Check out this fascinating look at Arctic mummies. The link was posted by "Coach Jeff" in the comment section. The book cited is a real eye opener. I will have go get a copy.
Mummies, disease & ancient cultures By Eve Cockburn, Theodore Allen Reyman
Two of the Arctic and Aleutian mummies described here--those of older people--show distinct signs of atherosclerosis. The starved child who died with a tummy full of gravel and hair points out the impact of cyclical starvation on hunter cultures.
"If you wish to worship your own diabetes illness... that's your decision......."
I don't worship my diabetes. I have it under control. Have had it under control with diet for more than six years. You are the one who has made your own golden idol, the Paleo Diet.
"Diabetes is PRETTY EASY to cure. It's your MIND that needs a make over."

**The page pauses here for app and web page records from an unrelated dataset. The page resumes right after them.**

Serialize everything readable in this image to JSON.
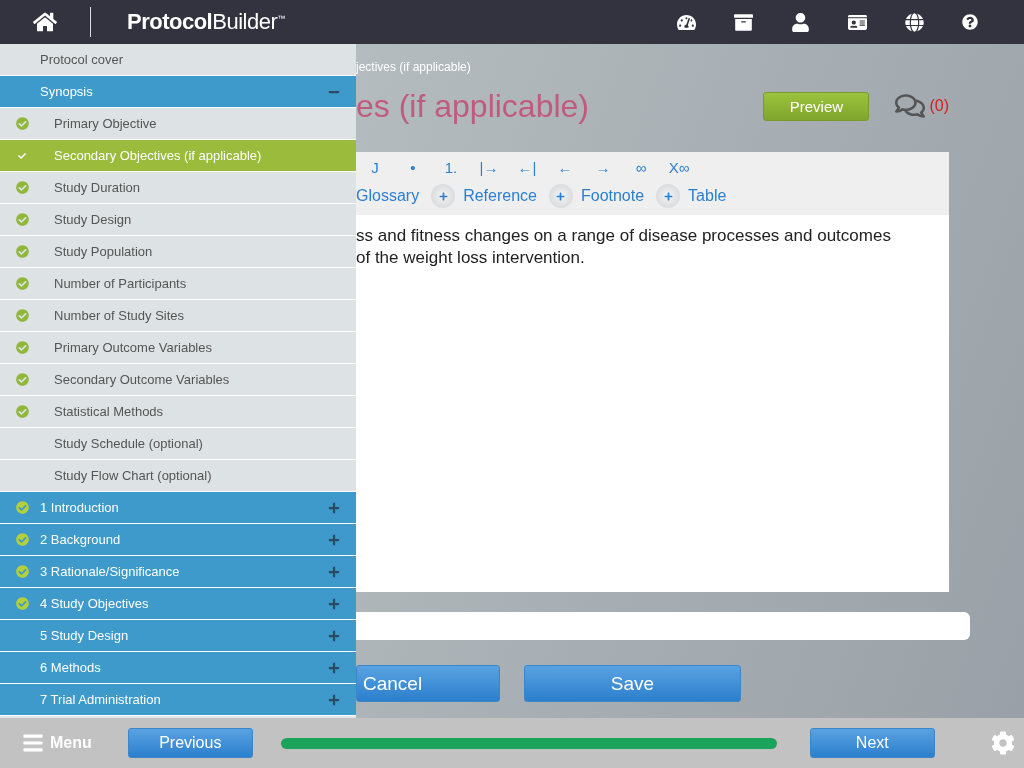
{
  "header": {
    "brand_bold": "Protocol",
    "brand_light": "Builder",
    "trademark": "™"
  },
  "sidebar": {
    "items": [
      {
        "label": "Protocol cover",
        "kind": "page",
        "done": false,
        "selected": false
      },
      {
        "label": "Synopsis",
        "kind": "section",
        "done": false,
        "selected": false,
        "expanded": true,
        "children": [
          {
            "label": "Primary Objective",
            "done": true,
            "selected": false
          },
          {
            "label": "Secondary Objectives (if applicable)",
            "done": true,
            "selected": true
          },
          {
            "label": "Study Duration",
            "done": true,
            "selected": false
          },
          {
            "label": "Study Design",
            "done": true,
            "selected": false
          },
          {
            "label": "Study Population",
            "done": true,
            "selected": false
          },
          {
            "label": "Number of Participants",
            "done": true,
            "selected": false
          },
          {
            "label": "Number of Study Sites",
            "done": true,
            "selected": false
          },
          {
            "label": "Primary Outcome Variables",
            "done": true,
            "selected": false
          },
          {
            "label": "Secondary Outcome Variables",
            "done": true,
            "selected": false
          },
          {
            "label": "Statistical Methods",
            "done": true,
            "selected": false
          },
          {
            "label": "Study Schedule (optional)",
            "done": false,
            "selected": false
          },
          {
            "label": "Study Flow Chart (optional)",
            "done": false,
            "selected": false
          }
        ]
      },
      {
        "label": "1 Introduction",
        "kind": "section",
        "done": true,
        "selected": false,
        "expanded": false
      },
      {
        "label": "2 Background",
        "kind": "section",
        "done": true,
        "selected": false,
        "expanded": false
      },
      {
        "label": "3 Rationale/Significance",
        "kind": "section",
        "done": true,
        "selected": false,
        "expanded": false
      },
      {
        "label": "4 Study Objectives",
        "kind": "section",
        "done": true,
        "selected": false,
        "expanded": false
      },
      {
        "label": "5 Study Design",
        "kind": "section",
        "done": false,
        "selected": false,
        "expanded": false
      },
      {
        "label": "6 Methods",
        "kind": "section",
        "done": false,
        "selected": false,
        "expanded": false
      },
      {
        "label": "7 Trial Administration",
        "kind": "section",
        "done": false,
        "selected": false,
        "expanded": false
      }
    ]
  },
  "main": {
    "breadcrumb": "jectives (if applicable)",
    "title": "es (if applicable)",
    "preview": "Preview",
    "comment_count": "(0)",
    "format_tools": [
      "J",
      "•",
      "1.",
      "|→",
      "←|",
      "←",
      "→",
      "∞",
      "X∞"
    ],
    "insert_buttons": [
      "Glossary",
      "Reference",
      "Footnote",
      "Table"
    ],
    "text_lines": [
      "ss and fitness changes on a range of disease processes and outcomes",
      "of the weight loss intervention."
    ],
    "cancel": "Cancel",
    "save": "Save"
  },
  "footer": {
    "menu": "Menu",
    "previous": "Previous",
    "next": "Next",
    "progress": {
      "level": 1
    }
  }
}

Then why haven't you posted any testimonials of people who have been cured?
When you recognize yourself as the bright eternal spirit that you and everyone else on the Planet are, you will recognize that the mind cures nothing. The mind is a body function. It is you as spirit - separate from your body, that heals and cures.

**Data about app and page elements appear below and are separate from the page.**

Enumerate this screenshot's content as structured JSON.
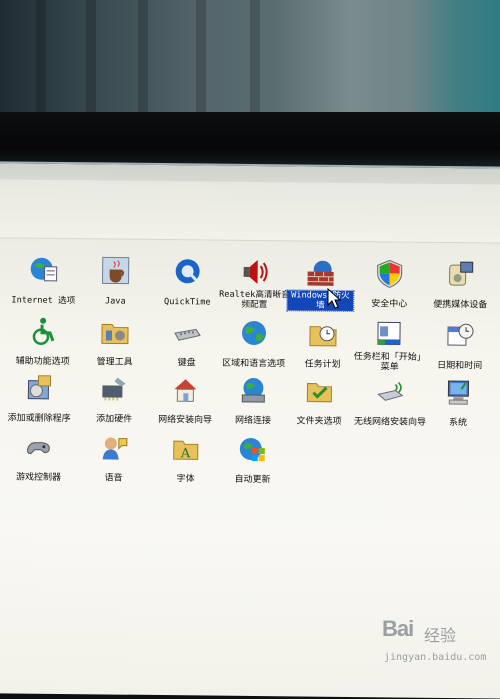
{
  "control_panel": {
    "items": [
      {
        "label": "Internet 选项",
        "icon": "internet-options-icon",
        "mono": true
      },
      {
        "label": "Java",
        "icon": "java-icon",
        "mono": true
      },
      {
        "label": "QuickTime",
        "icon": "quicktime-icon",
        "mono": true
      },
      {
        "label": "Realtek高清晰音频配置",
        "icon": "realtek-audio-icon",
        "mono": true
      },
      {
        "label": "Windows 防火墙",
        "icon": "firewall-icon",
        "mono": true,
        "selected": true
      },
      {
        "label": "安全中心",
        "icon": "security-center-icon"
      },
      {
        "label": "便携媒体设备",
        "icon": "portable-media-icon"
      },
      {
        "label": "辅助功能选项",
        "icon": "accessibility-icon"
      },
      {
        "label": "管理工具",
        "icon": "admin-tools-icon"
      },
      {
        "label": "键盘",
        "icon": "keyboard-icon"
      },
      {
        "label": "区域和语言选项",
        "icon": "region-language-icon"
      },
      {
        "label": "任务计划",
        "icon": "scheduled-tasks-icon"
      },
      {
        "label": "任务栏和「开始」菜单",
        "icon": "taskbar-start-icon"
      },
      {
        "label": "日期和时间",
        "icon": "date-time-icon"
      },
      {
        "label": "添加或删除程序",
        "icon": "add-remove-programs-icon"
      },
      {
        "label": "添加硬件",
        "icon": "add-hardware-icon"
      },
      {
        "label": "网络安装向导",
        "icon": "network-setup-icon"
      },
      {
        "label": "网络连接",
        "icon": "network-connections-icon"
      },
      {
        "label": "文件夹选项",
        "icon": "folder-options-icon"
      },
      {
        "label": "无线网络安装向导",
        "icon": "wireless-setup-icon"
      },
      {
        "label": "系统",
        "icon": "system-icon"
      },
      {
        "label": "游戏控制器",
        "icon": "game-controller-icon"
      },
      {
        "label": "语音",
        "icon": "speech-icon"
      },
      {
        "label": "字体",
        "icon": "fonts-icon"
      },
      {
        "label": "自动更新",
        "icon": "automatic-updates-icon"
      }
    ]
  },
  "watermark": {
    "brand": "Bai",
    "brand_sub": "经验",
    "url": "jingyan.baidu.com"
  },
  "colors": {
    "selection": "#1346b9",
    "screen_bg": "#f6f5ee"
  }
}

You are sure one happy camper. Have a beautiful eternity because that's what you are experiencing right at this moment in time.

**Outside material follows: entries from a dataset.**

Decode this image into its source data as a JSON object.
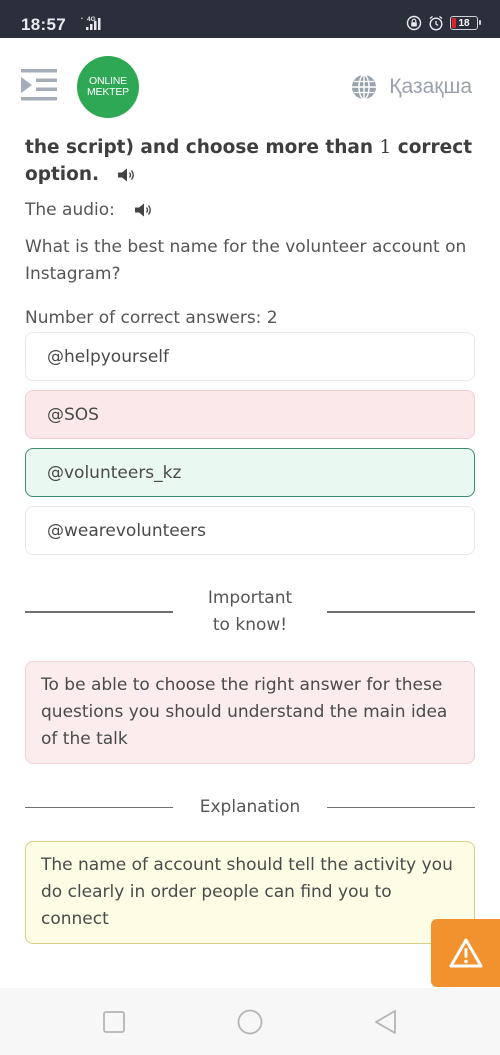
{
  "status_bar": {
    "time": "18:57",
    "network": "4G",
    "battery_level": "18",
    "icons": [
      "signal-icon",
      "rotation-lock-icon",
      "alarm-icon",
      "battery-icon"
    ]
  },
  "header": {
    "menu_icon": "menu-indent-icon",
    "logo_line1": "ONLINE",
    "logo_line2": "MEKTEP",
    "language_icon": "globe-icon",
    "language_label": "Қазақша"
  },
  "task": {
    "instruction_prefix": "the script) and choose more than ",
    "instruction_number": "1",
    "instruction_suffix": " correct option.",
    "audio_label": "The audio:",
    "question": "What is the best name for the volunteer account on Instagram?",
    "num_correct_label": "Number of correct answers: 2",
    "options": [
      {
        "label": "@helpyourself",
        "state": "neutral"
      },
      {
        "label": "@SOS",
        "state": "wrong"
      },
      {
        "label": "@volunteers_kz",
        "state": "correct"
      },
      {
        "label": "@wearevolunteers",
        "state": "neutral"
      }
    ]
  },
  "important": {
    "heading": "Important to know!",
    "text": "To be able to choose the right answer for these questions you should understand the main idea of the talk"
  },
  "explanation": {
    "heading": "Explanation",
    "text": "The name of account should tell the activity you do clearly in order people can find you to connect"
  },
  "colors": {
    "brand_green": "#2ea855",
    "wrong_bg": "#fbe9ea",
    "correct_bg": "#eaf8f2",
    "correct_border": "#3f8a72",
    "explanation_bg": "#fdfde6",
    "report_orange": "#f2922e",
    "status_bar_bg": "#2b2f3c"
  },
  "report_button": {
    "icon": "warning-icon"
  },
  "nav_bar": {
    "buttons": [
      "recents-button",
      "home-button",
      "back-button"
    ]
  }
}
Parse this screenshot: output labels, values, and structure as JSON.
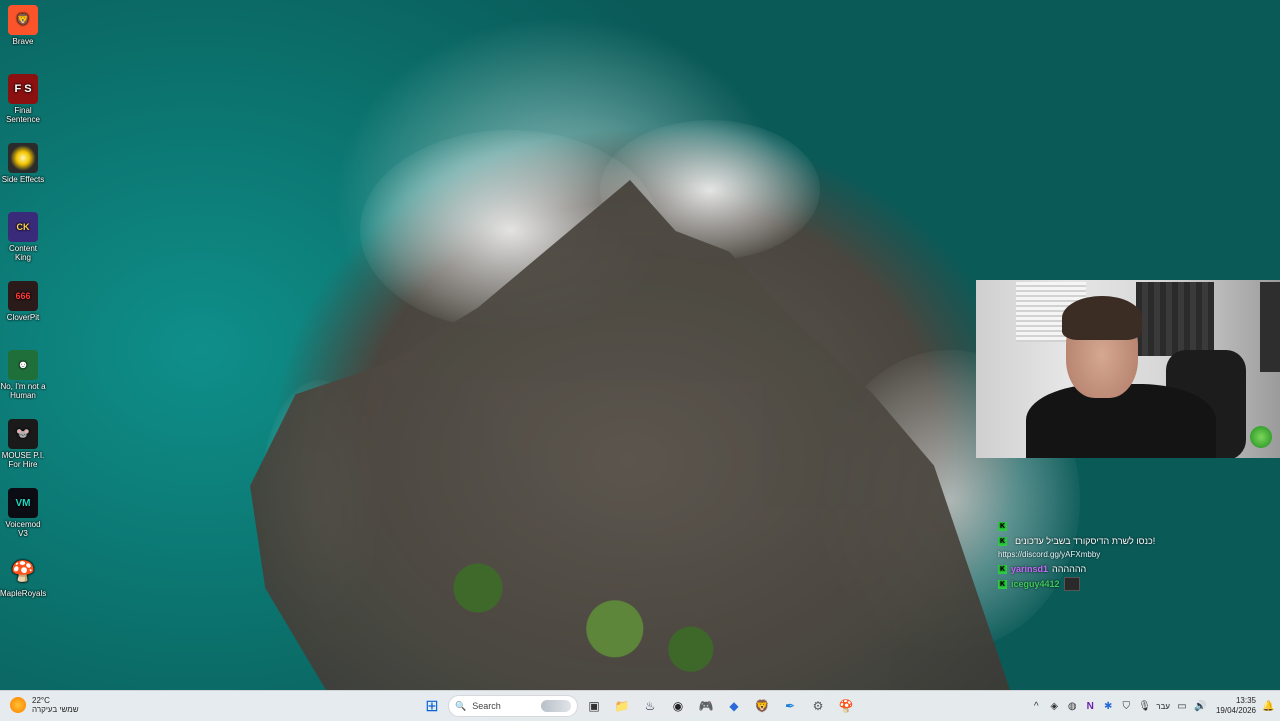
{
  "desktop": {
    "icons": [
      {
        "label": "Brave",
        "icon": "brave-lion-icon",
        "glyph": "🦁",
        "color": "#fb542b"
      },
      {
        "label": "Final Sentence",
        "icon": "final-sentence-icon",
        "glyph": "F S",
        "color": "#8b1010"
      },
      {
        "label": "Side Effects",
        "icon": "side-effects-icon",
        "glyph": "●",
        "color": "#2b2b2b"
      },
      {
        "label": "Content King",
        "icon": "content-king-icon",
        "glyph": "CK",
        "color": "#3a2a7a"
      },
      {
        "label": "CloverPit",
        "icon": "cloverpit-icon",
        "glyph": "666",
        "color": "#2a1a1a"
      },
      {
        "label": "No, I'm not a Human",
        "icon": "no-im-not-a-human-icon",
        "glyph": "☻",
        "color": "#1f6f3a"
      },
      {
        "label": "MOUSE P.I. For Hire",
        "icon": "mouse-pi-icon",
        "glyph": "🐭",
        "color": "#1a1a1a"
      },
      {
        "label": "Voicemod V3",
        "icon": "voicemod-icon",
        "glyph": "VM",
        "color": "#0c0c14"
      },
      {
        "label": "MapleRoyals",
        "icon": "mushroom-icon",
        "glyph": "🍄",
        "color": "#d86a1a"
      }
    ]
  },
  "chat": {
    "lines": [
      {
        "user": "",
        "text": "",
        "sub": ""
      },
      {
        "user": "",
        "text": "כנסו לשרת הדיסקורד בשביל עדכונים!",
        "sub": "https://discord.gg/yAFXmbby"
      },
      {
        "user": "yarinsd1",
        "text": "הההההה",
        "sub": ""
      },
      {
        "user": "iceguy4412",
        "text": "",
        "sub": ""
      }
    ]
  },
  "taskbar": {
    "weather": {
      "temp": "22°C",
      "desc": "שמשי בעיקרה"
    },
    "search_placeholder": "Search",
    "apps": [
      {
        "icon": "windows-start-icon",
        "glyph": "⊞"
      },
      {
        "icon": "task-view-icon",
        "glyph": "▣"
      },
      {
        "icon": "file-explorer-icon",
        "glyph": "📁"
      },
      {
        "icon": "steam-icon",
        "glyph": "♨"
      },
      {
        "icon": "obs-icon",
        "glyph": "◉"
      },
      {
        "icon": "discord-icon",
        "glyph": "🎮"
      },
      {
        "icon": "gem-app-icon",
        "glyph": "◆"
      },
      {
        "icon": "brave-browser-icon",
        "glyph": "🦁"
      },
      {
        "icon": "feather-app-icon",
        "glyph": "✒"
      },
      {
        "icon": "settings-icon",
        "glyph": "⚙"
      },
      {
        "icon": "maple-mushroom-icon",
        "glyph": "🍄"
      }
    ],
    "tray": {
      "language": "עבר",
      "time": "13:35",
      "date": "19/04/2026"
    }
  }
}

You haven't posted any cures. Period. I do agree that having Type II "under control" is not only possible, but highly probable with a high protein diet - something that I've posted as my control - on this thread as well. Control is not the same as a cure and you haven't posted any cures where people who were diagnosed diabetic can return to eating even as much as one Snickers bar without a spike. Post that kind of a cure!
Now - I want you to be very honest - have you since October 31st 2011 at 12:00 am until January 1st 2012 at 12:00 midnight had one or more food items other those that you are falsely calling the "Paleo Diet?" That means no alcohol, no grain or other processed food item, no manufactured sweets or anything else? (My double martinis with a couple of olives are within my diet restrictions. They are very low carb.)
Remember that not only are eye balls, brains, lips, intestines (uncleaned, still with the original contents), bung holes, deer droppings/poop all a part of the real Inuit/Paleo Diet. Have you had any of that?
Had my usual sausage and eggs breakfast this morning and my blood sugar level exactly two hours later was 88. I've had my blood sugar under control on this high protein diet for many years - except when I do fall off. Holidays, birthdays, family gatherings are difficult to control so I generally don't even try. Yet I can quickly climb back on my diet and get right back with the program and control my blood sugar. I'll bet you that 98% of those who claim to be on the Paleo Diet fall off like I do, including yourself.
I have never ever had any medication during my years of Type II though I've tried many months of bitter melon, Essiac Tea and other alternative products which claim to control blood sugar levels but with no positive results for me.
Those on this diet "Dr. Bernstein's Diabetes Solution: The Complete Guide to Achieving Normal Blood Sugars" are achieving normal sugar levels and it is even higher protein than the false Paleo Diet. The Type I diabetic who wrote this book wasn't a doctor when he made his discovery, he was an engineer. So he too is practicing an alternative medical program as am I.
This is my personal experience, I hope can be useful to all with blood sugar difficulties.
I have succeeded in lowering my blood glucose daily by 2 to 4 mmol/l or (40 to 80) by this simple, natural and fun method.I measured it with a blood glucose instrument daily before and after.
The very simple method is to swim or just dip in a cool pool for an hour every evening. The water will absorb your body heat at 20x the rate of the air at the same temperature. Your body will burn up blood glucose to replace the heat lost.
The colder the water emperature, and the more rigorus the swim, and the longer time it takes will determine the amount of blood glucose you can reduce.
Best to be done before bed time, a nights sleep with normal blood glucose is a dream come true for diabetics.